Remaining "status quo" wasn't financially feasible, he said, and the charter system Catoosa opted for requires a lot of buy-in from teachers, parents and community members to help each school reach its state-determined student achievement levels.
Under the stategic waivers system, things shouldn't look different in Walker County classrooms, though that will require a lot of planning at the district level.
The system enables Walker County Schools to request specific waivers from state standards that would otherwise create a financial burden. Creating flexibility for things such as class size and teacher funding requirements will allow the school system to get through financially rougher times without compromising the quality of the education offered, said Raines.
In 2008, Georgia legislation was created allowing school systems to enter into a performance-based contract with the Georgia Department of Education for flexibility concerning the state's Title 20 education laws. The legislation allows school districts to apply for waivers of certain state requirements: namely class size, number of instruction days, expenditure controls and level of staff certification.

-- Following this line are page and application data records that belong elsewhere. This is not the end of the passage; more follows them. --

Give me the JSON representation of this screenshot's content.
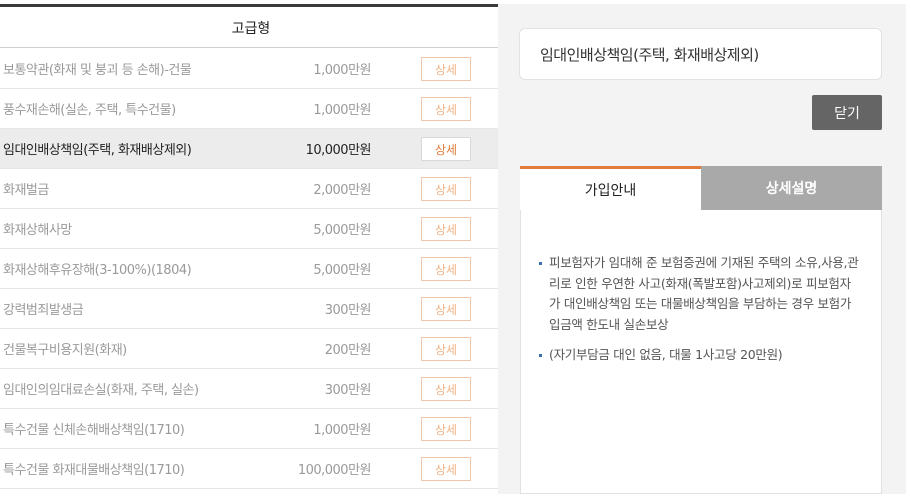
{
  "plan": {
    "header": "고급형"
  },
  "coverages": [
    {
      "name": "보통약관(화재 및 붕괴 등 손해)-건물",
      "amount": "1,000만원",
      "detail_label": "상세"
    },
    {
      "name": "풍수재손해(실손, 주택, 특수건물)",
      "amount": "1,000만원",
      "detail_label": "상세"
    },
    {
      "name": "임대인배상책임(주택, 화재배상제외)",
      "amount": "10,000만원",
      "detail_label": "상세",
      "active": true
    },
    {
      "name": "화재벌금",
      "amount": "2,000만원",
      "detail_label": "상세"
    },
    {
      "name": "화재상해사망",
      "amount": "5,000만원",
      "detail_label": "상세"
    },
    {
      "name": "화재상해후유장해(3-100%)(1804)",
      "amount": "5,000만원",
      "detail_label": "상세"
    },
    {
      "name": "강력범죄발생금",
      "amount": "300만원",
      "detail_label": "상세"
    },
    {
      "name": "건물복구비용지원(화재)",
      "amount": "200만원",
      "detail_label": "상세"
    },
    {
      "name": "임대인의임대료손실(화재, 주택, 실손)",
      "amount": "300만원",
      "detail_label": "상세"
    },
    {
      "name": "특수건물 신체손해배상책임(1710)",
      "amount": "1,000만원",
      "detail_label": "상세"
    },
    {
      "name": "특수건물 화재대물배상책임(1710)",
      "amount": "100,000만원",
      "detail_label": "상세"
    }
  ],
  "detail_panel": {
    "title": "임대인배상책임(주택, 화재배상제외)",
    "close_label": "닫기",
    "tabs": [
      {
        "label": "가입안내",
        "active": true
      },
      {
        "label": "상세설명",
        "active": false
      }
    ],
    "bullets": [
      "피보험자가 임대해 준 보험증권에 기재된 주택의 소유,사용,관리로 인한 우연한 사고(화재(폭발포함)사고제외)로 피보험자가 대인배상책임 또는 대물배상책임을 부담하는 경우 보험가입금액 한도내 실손보상",
      "(자기부담금 대인 없음, 대물 1사고당 20만원)"
    ]
  },
  "colors": {
    "accent": "#e07b3b",
    "close_button": "#656565",
    "inactive_tab": "#a9a9a9"
  }
}
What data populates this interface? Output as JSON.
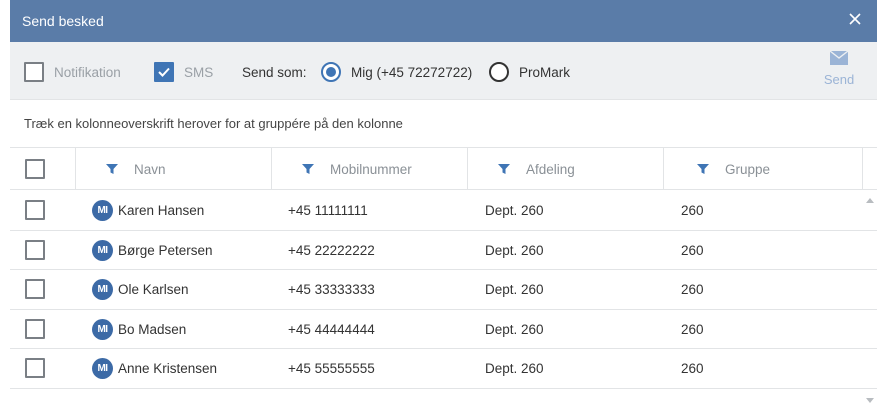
{
  "dialog": {
    "title": "Send besked",
    "close_icon": "close-icon"
  },
  "toolbar": {
    "notification_label": "Notifikation",
    "notification_checked": false,
    "sms_label": "SMS",
    "sms_checked": true,
    "send_as_label": "Send som:",
    "send_as_options": [
      {
        "label": "Mig (+45 72272722)",
        "selected": true
      },
      {
        "label": "ProMark",
        "selected": false
      }
    ],
    "send_label": "Send",
    "send_icon": "envelope-icon"
  },
  "group_hint": "Træk en kolonneoverskrift herover for at gruppére på den kolonne",
  "grid": {
    "columns": [
      "Navn",
      "Mobilnummer",
      "Afdeling",
      "Gruppe"
    ],
    "filter_icon": "filter-icon",
    "avatar_initials": "MI",
    "rows": [
      {
        "name": "Karen Hansen",
        "mobile": "+45 11111111",
        "department": "Dept. 260",
        "group": "260"
      },
      {
        "name": "Børge Petersen",
        "mobile": "+45 22222222",
        "department": "Dept. 260",
        "group": "260"
      },
      {
        "name": "Ole Karlsen",
        "mobile": "+45 33333333",
        "department": "Dept. 260",
        "group": "260"
      },
      {
        "name": "Bo Madsen",
        "mobile": "+45 44444444",
        "department": "Dept. 260",
        "group": "260"
      },
      {
        "name": "Anne Kristensen",
        "mobile": "+45 55555555",
        "department": "Dept. 260",
        "group": "260"
      }
    ]
  },
  "colors": {
    "titlebar": "#5a7ca8",
    "accent": "#3f75b5",
    "avatar": "#3c6aa6",
    "send_disabled": "#9bb4d6"
  }
}
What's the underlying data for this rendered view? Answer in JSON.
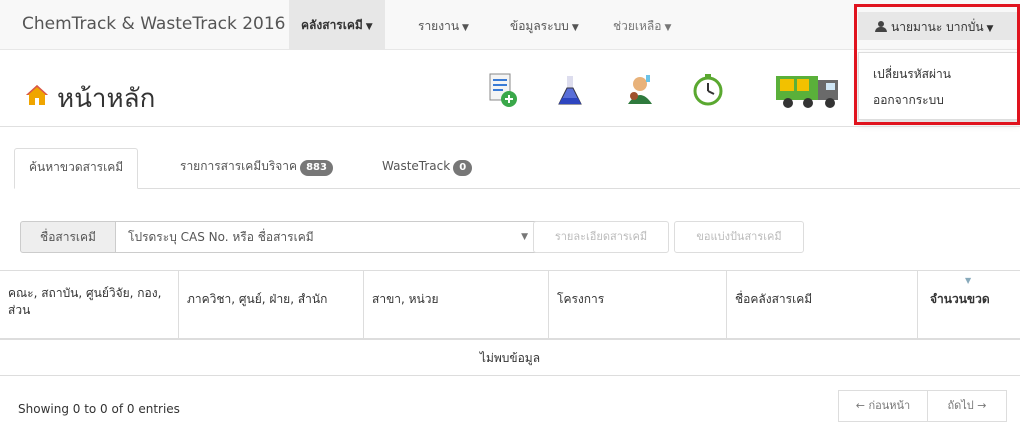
{
  "navbar": {
    "brand": "ChemTrack & WasteTrack 2016",
    "menus": [
      {
        "label": "คลังสารเคมี",
        "active": true
      },
      {
        "label": "รายงาน"
      },
      {
        "label": "ข้อมูลระบบ"
      },
      {
        "label": "ช่วยเหลือ"
      }
    ],
    "user": {
      "name": "นายมานะ บากบั่น",
      "icon": "user-icon",
      "dropdown": [
        "เปลี่ยนรหัสผ่าน",
        "ออกจากระบบ"
      ]
    },
    "highlight_color": "#e0131e"
  },
  "header": {
    "title": "หน้าหลัก",
    "icon": "home-icon",
    "tools": [
      "document-add-icon",
      "flask-icon",
      "scientist-icon",
      "clock-icon",
      "waste-truck-icon"
    ]
  },
  "tabs": [
    {
      "label": "ค้นหาขวดสารเคมี",
      "active": true
    },
    {
      "label": "รายการสารเคมีบริจาค",
      "badge": "883"
    },
    {
      "label": "WasteTrack",
      "badge": "0"
    }
  ],
  "search": {
    "addon_label": "ชื่อสารเคมี",
    "placeholder": "โปรดระบุ CAS No. หรือ ชื่อสารเคมี",
    "buttons": [
      "รายละเอียดสารเคมี",
      "ขอแบ่งปันสารเคมี"
    ]
  },
  "table": {
    "columns": [
      "คณะ, สถาบัน, ศูนย์วิจัย, กอง, ส่วน",
      "ภาควิชา, ศูนย์, ฝ่าย, สำนัก",
      "สาขา, หน่วย",
      "โครงการ",
      "ชื่อคลังสารเคมี",
      "จำนวนขวด"
    ],
    "empty_text": "ไม่พบข้อมูล"
  },
  "footer": {
    "info": "Showing 0 to 0 of 0 entries",
    "prev": "← ก่อนหน้า",
    "next": "ถัดไป →"
  }
}
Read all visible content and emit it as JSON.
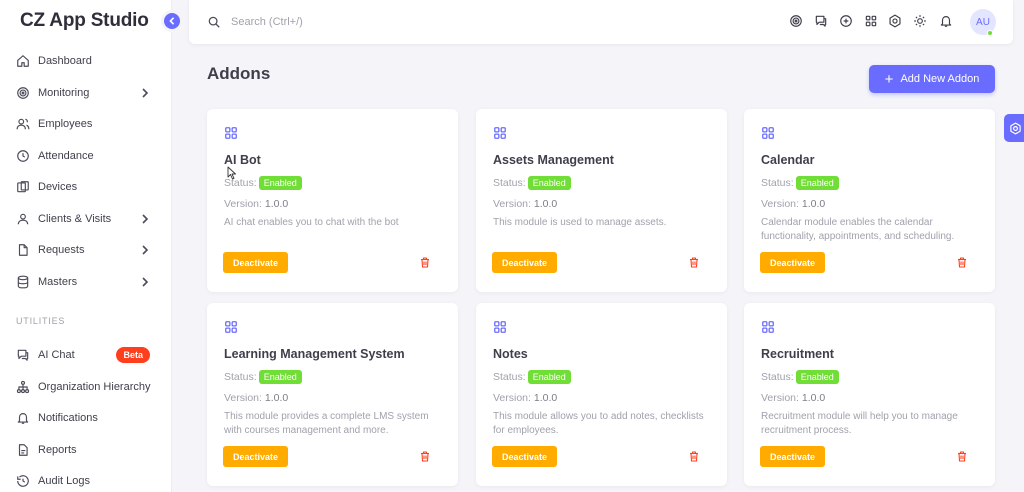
{
  "app": {
    "brand": "CZ App Studio"
  },
  "sidebar": {
    "items": [
      {
        "label": "Dashboard",
        "icon": "home-icon"
      },
      {
        "label": "Monitoring",
        "icon": "target-icon",
        "chevron": true
      },
      {
        "label": "Employees",
        "icon": "users-icon"
      },
      {
        "label": "Attendance",
        "icon": "clock-icon"
      },
      {
        "label": "Devices",
        "icon": "devices-icon"
      },
      {
        "label": "Clients & Visits",
        "icon": "user-icon",
        "chevron": true
      },
      {
        "label": "Requests",
        "icon": "file-icon",
        "chevron": true
      },
      {
        "label": "Masters",
        "icon": "database-icon",
        "chevron": true
      }
    ],
    "utilities_label": "UTILITIES",
    "utilities": [
      {
        "label": "AI Chat",
        "icon": "chat-icon",
        "badge": "Beta"
      },
      {
        "label": "Organization Hierarchy",
        "icon": "hierarchy-icon"
      },
      {
        "label": "Notifications",
        "icon": "bell-icon"
      },
      {
        "label": "Reports",
        "icon": "report-icon"
      },
      {
        "label": "Audit Logs",
        "icon": "history-icon"
      }
    ]
  },
  "topbar": {
    "search_placeholder": "Search (Ctrl+/)",
    "avatar_initials": "AU"
  },
  "page": {
    "title": "Addons",
    "add_button": "Add New Addon"
  },
  "labels": {
    "status": "Status:",
    "version": "Version:",
    "deactivate": "Deactivate"
  },
  "addons": [
    {
      "name": "AI Bot",
      "status": "Enabled",
      "version": "1.0.0",
      "description": "AI chat enables you to chat with the bot"
    },
    {
      "name": "Assets Management",
      "status": "Enabled",
      "version": "1.0.0",
      "description": "This module is used to manage assets."
    },
    {
      "name": "Calendar",
      "status": "Enabled",
      "version": "1.0.0",
      "description": "Calendar module enables the calendar functionality, appointments, and scheduling."
    },
    {
      "name": "Learning Management System",
      "status": "Enabled",
      "version": "1.0.0",
      "description": "This module provides a complete LMS system with courses management and more."
    },
    {
      "name": "Notes",
      "status": "Enabled",
      "version": "1.0.0",
      "description": "This module allows you to add notes, checklists for employees."
    },
    {
      "name": "Recruitment",
      "status": "Enabled",
      "version": "1.0.0",
      "description": "Recruitment module will help you to manage recruitment process."
    }
  ],
  "colors": {
    "primary": "#696cff",
    "success": "#71dd37",
    "warning": "#ffab00",
    "danger": "#ff3e1d"
  }
}
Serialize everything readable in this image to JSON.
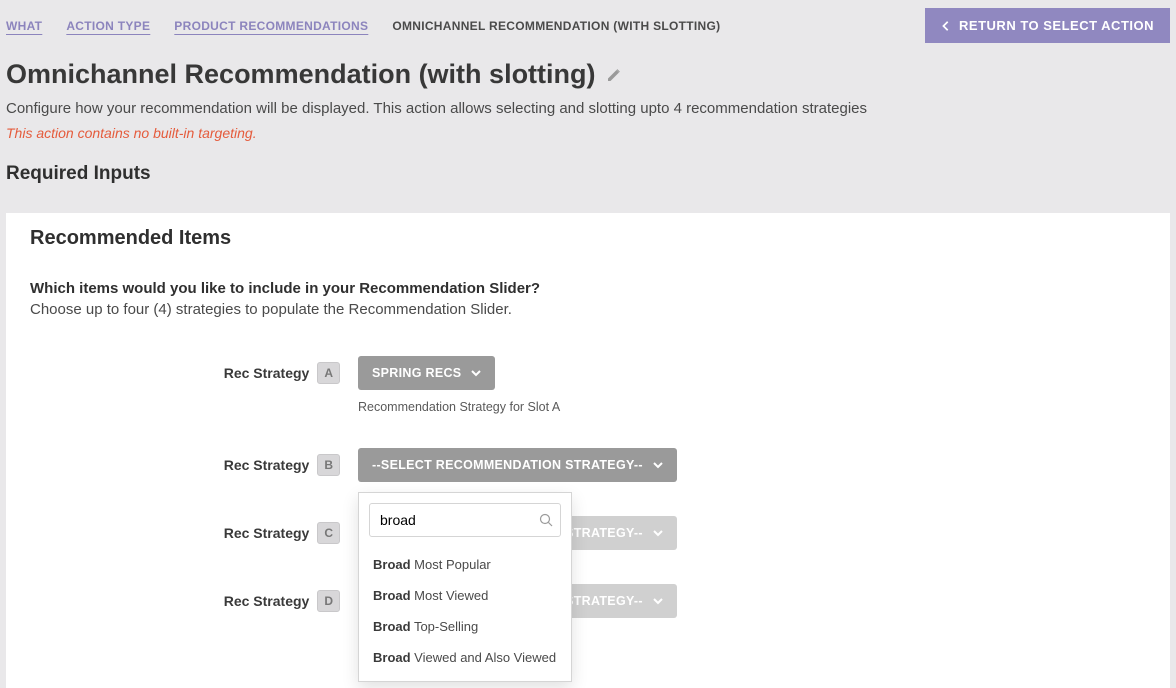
{
  "breadcrumbs": {
    "what": "WHAT",
    "action_type": "ACTION TYPE",
    "product_recs": "PRODUCT RECOMMENDATIONS",
    "current": "OMNICHANNEL RECOMMENDATION (WITH SLOTTING)"
  },
  "return_label": "RETURN TO SELECT ACTION",
  "page": {
    "title": "Omnichannel Recommendation (with slotting)",
    "description": "Configure how your recommendation will be displayed. This action allows selecting and slotting upto 4 recommendation strategies",
    "warning": "This action contains no built-in targeting.",
    "required_heading": "Required Inputs"
  },
  "panel": {
    "title": "Recommended Items",
    "q1": "Which items would you like to include in your Recommendation Slider?",
    "q2": "Choose up to four (4) strategies to populate the Recommendation Slider."
  },
  "slots": {
    "label": "Rec Strategy",
    "a": {
      "badge": "A",
      "selected": "SPRING RECS",
      "hint": "Recommendation Strategy for Slot A"
    },
    "b": {
      "badge": "B",
      "selected": "--SELECT RECOMMENDATION STRATEGY--"
    },
    "c": {
      "badge": "C",
      "selected": "--SELECT RECOMMENDATION STRATEGY--"
    },
    "d": {
      "badge": "D",
      "selected": "--SELECT RECOMMENDATION STRATEGY--"
    }
  },
  "dropdown": {
    "search_value": "broad",
    "options": [
      {
        "bold": "Broad",
        "rest": " Most Popular"
      },
      {
        "bold": "Broad",
        "rest": " Most Viewed"
      },
      {
        "bold": "Broad",
        "rest": " Top-Selling"
      },
      {
        "bold": "Broad",
        "rest": " Viewed and Also Viewed"
      }
    ]
  }
}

Being granted such waivers means cost savings for the school district, helping it make the most out of the dwindling funding received from the state.
"This will enable us to maintain our budget through austerity cuts," said Raines.
He said the school system is in a better spot this year than in previous years, and will most likely only have to utilize the class size waiver in a few classrooms across the district. However, the school system still has to include in its annual plans any waiver any of its schools might possibly need for the next seven years, along with a detailed plan for what it would be like if each of those waivers had to be used.
Going over class size limits without using the waiver or spending less than 65 percent of the overall budget on instruction, for example, results in penalties for a school, and it's not possible to request waivers in the midst of a school year.
"Trying to predict economic situations is like looking into a crystal ball," said Raines. "We're seeing revenues increase across the state, but the legislative session could impact our funding level."
If the financial situation for education in the state takes another downturn, he said, Walker County Schools could see class sizes go up across the board to accommodate a lack of funds for additional teachers, but Raines said he isn't too concerned.
"We saw our graduation rate increase throughout the recession 5 to 8 percent each year," he said. "We're prepared."